While the women are unarmed, poachers underestimate them at their own risk. Clad in camo-patterned uniforms, badges visible, the Mambas aren’t some PR stunt or a sweet cause; they’re effective. Incidents have decreased by over 70 percent since the Mambas were founded, according to their website. And the women believe the number will continue to fall, thanks to both their skill in the field and their deliberate investment in education.
The women who’ve been recruited into the Black Mambas tend to come from the local communities — the same ones where poachers look to draw villagers into the trade. It’s not that the joiners hate animals; the fact is, opportunities to generate a real income in their neighborhoods are slim. To stress the value of conservation and to push back against the idea that poachers make fast cash, the Mambas introduced “Bush Babies” lessons to reach kids in schools. “If the Mambas patrol the fence, but their message is not getting into the communities, then they’re fighting a losing battle,” says Lewyn Maefala, who helps run the initiative. “We have to tackle both sides — in the reserve and in the classroom.” Over Skype last year, Maefala schooled me in the Mambas’ environmental efforts, changing perceptions in South Africa, and what makes women better at this work than men.
Mattie Kahn: At what point in your life did you realize you were interested in nature?
Lewyn Maefala: When I was growing up, I wanted to be a lawyer, but I didn’t have enough money to go to school.
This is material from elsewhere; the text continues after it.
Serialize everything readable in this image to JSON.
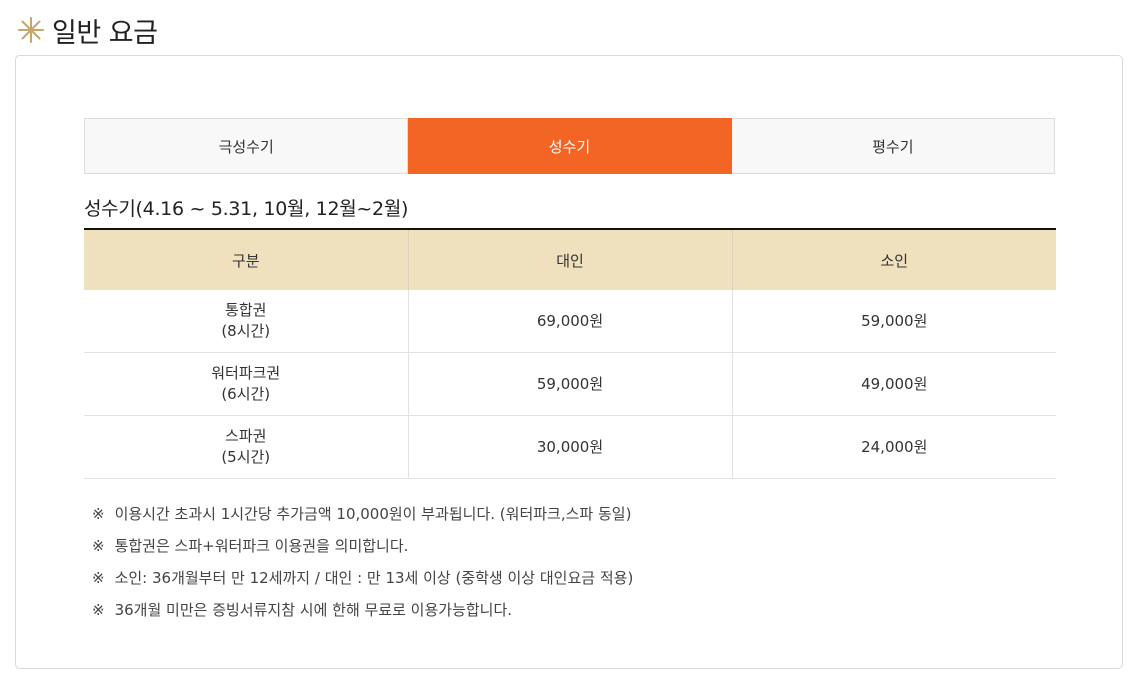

So I thought, If I can’t protect people, I’ll protect nature. I’ve loved nature since I was young, and I wished that one day I would come and help save wildlife. After he founded Black Mambas, Craig [Spencer] went to villages to recruit new members. I was recruited, I came, and now that’s what I do.
MK: I know this is an obvious question, but what do animals need protection from?
LM: It’s poachers. Lately, we’re focused on rhinos, since the rate of killing them is so high. People come inside our reserve, looking for rhinos to kill for their horns, which they sell for money. We protect the animals, and we are there to remind the poachers that we are here, and we are watching.
MK: When you first decided to join the Black Mambas, what did people think? How supportive are local communities of this work?
LM: At first, they thought it was dangerous for me to do this kind of job. “It’s a man’s job!” I just laughed. Now they’re used to it, and they love it, especially because I’m doing it as a woman. I think mostly communities are supportive because they know that what we do is important.